The month after, our team lead “volunteered” (it wasn’t voluntary) me for our Weekly Wednesday Talk. The topic? Our Ingestion and Render layers - a.k.a. The biggest sections of our infrastructure.
I spent a day doing some research and compiling past drawings of presentations on similar topics. I gave a brief run-through of my understanding of the system to the coworkers who taught me originally and they added helpful tidbits, highlighted what was important and, most importantly to me, told me what I could trim back to a higher level.
Monday before The Wednesday, I stood in front of the whiteboard with the SRE and Dev Team Leads. They gave me a fresh explanation of both layers and answered all of my pretty tough questions; “how does Kafka work into this?” became a back-and-forth of more questions as we embarked further down the ever-present rabbit hole of technology.
I stuttered and fumbled my way through presenting the pair of service diagrams to the entire company. Honestly, I was a little amazed at how much I knew and how much I could talk about. It was also a great help to have all the people who taught me the material in the room too so I could defer questions to them if they were just a little too difficult for me.
Overall, this was a great idea. A little over a month in and I could recite our pipeline from start to finish. It also gave me a great excuse to ask all those (what I thought were) stupid questions.
Your first jump.
A vital part of being an SRE is that you are going to be on-call. That means: you are available and near a laptop plus internet connection 24/7 for a week. There are a couple of things we do at Hosted Graphite which makes this kind of work a lot easier.
For one, shifts are Thursday to Thursday and those on-call get the Friday off to recuperate and relax. Being on-call can be pretty stressful at times and sometimes leads to late nights and frustrating problems. That Friday off means the world. Just an extra day of the weekend to recharge the batteries and fully unwind.
Secondly, if you’re starting out, you get a secondary for your on-call shift and it’s repeated again and again and again: you are free to escalate everything to your secondary and you should only tackle issues you are 100% confident in. You are also free to escalate to your secondary if you just want to say “Hey, can you watch so I don’t screw this up?” Also, you’re both on-call so you both get Friday off.
Before I started, everybody made it extremely clear: you start on-call as early as possible. It makes a lot of sense to me. The best way to tackle something like this is to be the one who receives the alerts and has to make the decisions – even if that decision is to let someone more experienced take over.
I got to jump out of a plane and feel what it was like to be a first responder.
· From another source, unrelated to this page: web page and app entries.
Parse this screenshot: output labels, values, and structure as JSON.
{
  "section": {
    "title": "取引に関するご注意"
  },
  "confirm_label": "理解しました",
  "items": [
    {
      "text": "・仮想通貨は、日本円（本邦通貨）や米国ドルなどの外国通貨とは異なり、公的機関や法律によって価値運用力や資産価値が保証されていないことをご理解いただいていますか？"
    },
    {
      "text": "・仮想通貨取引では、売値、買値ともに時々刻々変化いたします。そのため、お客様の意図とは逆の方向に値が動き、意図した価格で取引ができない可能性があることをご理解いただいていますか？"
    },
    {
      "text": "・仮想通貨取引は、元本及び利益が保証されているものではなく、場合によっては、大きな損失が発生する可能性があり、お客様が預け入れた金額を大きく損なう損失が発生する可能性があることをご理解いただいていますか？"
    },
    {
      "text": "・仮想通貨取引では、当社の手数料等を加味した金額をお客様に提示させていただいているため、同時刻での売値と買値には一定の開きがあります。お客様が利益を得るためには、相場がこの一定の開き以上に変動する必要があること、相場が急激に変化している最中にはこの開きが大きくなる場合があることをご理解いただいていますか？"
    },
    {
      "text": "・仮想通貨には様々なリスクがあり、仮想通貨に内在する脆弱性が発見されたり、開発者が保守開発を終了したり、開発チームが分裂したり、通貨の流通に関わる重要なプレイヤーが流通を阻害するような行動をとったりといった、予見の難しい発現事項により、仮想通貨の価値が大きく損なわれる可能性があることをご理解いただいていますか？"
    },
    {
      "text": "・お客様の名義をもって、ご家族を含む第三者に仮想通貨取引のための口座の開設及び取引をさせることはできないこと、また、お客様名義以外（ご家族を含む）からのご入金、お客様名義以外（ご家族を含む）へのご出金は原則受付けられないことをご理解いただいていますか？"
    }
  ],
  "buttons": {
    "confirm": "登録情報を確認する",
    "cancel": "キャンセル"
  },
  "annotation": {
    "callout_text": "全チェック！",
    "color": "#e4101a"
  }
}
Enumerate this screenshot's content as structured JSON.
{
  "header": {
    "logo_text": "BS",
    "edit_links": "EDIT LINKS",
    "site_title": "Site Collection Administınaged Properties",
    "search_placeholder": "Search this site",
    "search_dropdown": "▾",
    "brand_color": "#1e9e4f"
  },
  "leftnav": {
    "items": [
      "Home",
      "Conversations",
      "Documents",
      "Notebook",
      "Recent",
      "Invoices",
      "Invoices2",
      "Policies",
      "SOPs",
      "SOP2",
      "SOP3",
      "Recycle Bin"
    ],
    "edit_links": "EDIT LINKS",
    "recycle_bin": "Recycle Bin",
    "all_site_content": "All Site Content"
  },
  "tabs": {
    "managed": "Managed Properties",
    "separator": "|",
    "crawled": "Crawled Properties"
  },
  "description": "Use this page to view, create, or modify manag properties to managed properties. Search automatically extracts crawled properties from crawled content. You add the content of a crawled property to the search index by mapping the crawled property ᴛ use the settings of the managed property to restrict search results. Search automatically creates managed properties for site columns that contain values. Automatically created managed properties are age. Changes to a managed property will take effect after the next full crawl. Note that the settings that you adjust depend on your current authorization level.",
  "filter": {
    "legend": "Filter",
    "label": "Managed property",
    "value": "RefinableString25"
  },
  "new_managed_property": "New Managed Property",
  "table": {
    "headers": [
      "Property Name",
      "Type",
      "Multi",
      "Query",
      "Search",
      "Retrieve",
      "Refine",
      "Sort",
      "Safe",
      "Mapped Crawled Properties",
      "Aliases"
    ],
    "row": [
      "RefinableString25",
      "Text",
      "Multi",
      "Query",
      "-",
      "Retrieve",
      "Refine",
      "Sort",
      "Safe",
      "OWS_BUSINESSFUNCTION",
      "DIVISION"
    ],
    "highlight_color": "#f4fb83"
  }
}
Not gonna lie, feels kinda cool.
In the next part of this article, I’ll talk about duplicating our entire production environment (and purposefully breaking it), making my first change to a vital component of our pipeline and... causing an incident.